When we subtract a pointer from another the diffrence is not equal to how many bytes they are apart but equal to how many integers(if pointing to integers) they are apart.Why so?

The idea is that you're pointing to blocks of memory
If you have So if you have When dealing with raw memory (arrays, lists, maps, etc) draw lots of boxes! It really helps! 


Because everything in pointerland is about offsets. When you say:
What you're actually saying in the second line is:
Literally translated as:
And if we can add 7 to make the offset point to the right place, we need to be able to have the opposite in place, otherwise we don't have symmetry in our math. If:
Then, for sanity and symmetry:



So that the answer is the same even on platforms where integers are different lengths. 


Say you have an array of 10 integers:
Then you take a pointer to intArray:
Then you increment
What you would expect, because 


When applying arithmetic operations on pointers of a specific type, you always want the resulting pointer to point to a "valid" (meaning the right step size) memoryaddress relative to the original startingpoint. That is a very comfortable way of accessing data in memory independently from the underlying architecture. If you want to use a different "stepsize" you can always cast the pointer to the desired type:



"When you subtract two pointers, as long as they point into the same array, the result is the number of elements separating them" Check for more here. 

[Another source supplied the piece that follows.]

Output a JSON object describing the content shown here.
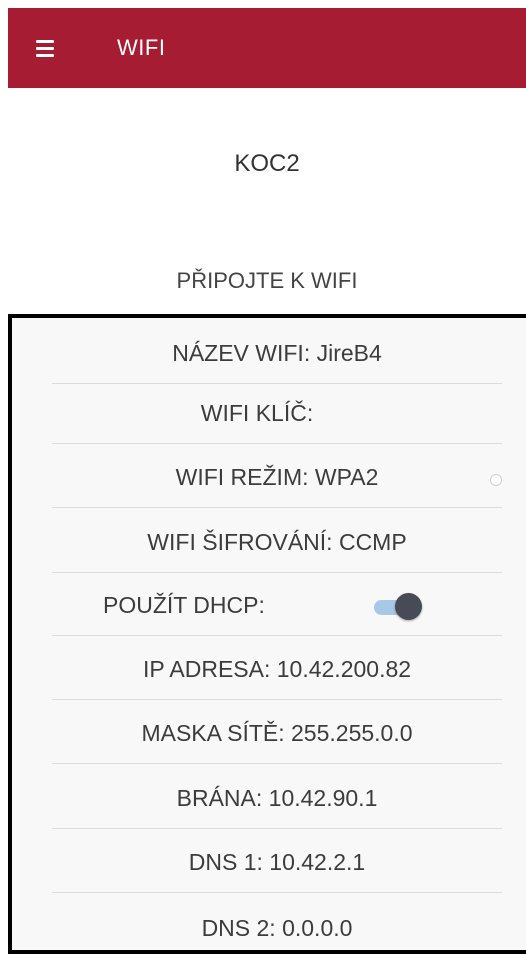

@fahad Pointer arithmetic goes by the size of the datatype it points.So when ur pointer is of type int you should expect pointer arithmetic in the size of int(4 bytes).Likewise for a char pointer all operations on the pointer will be in terms of 1 byte.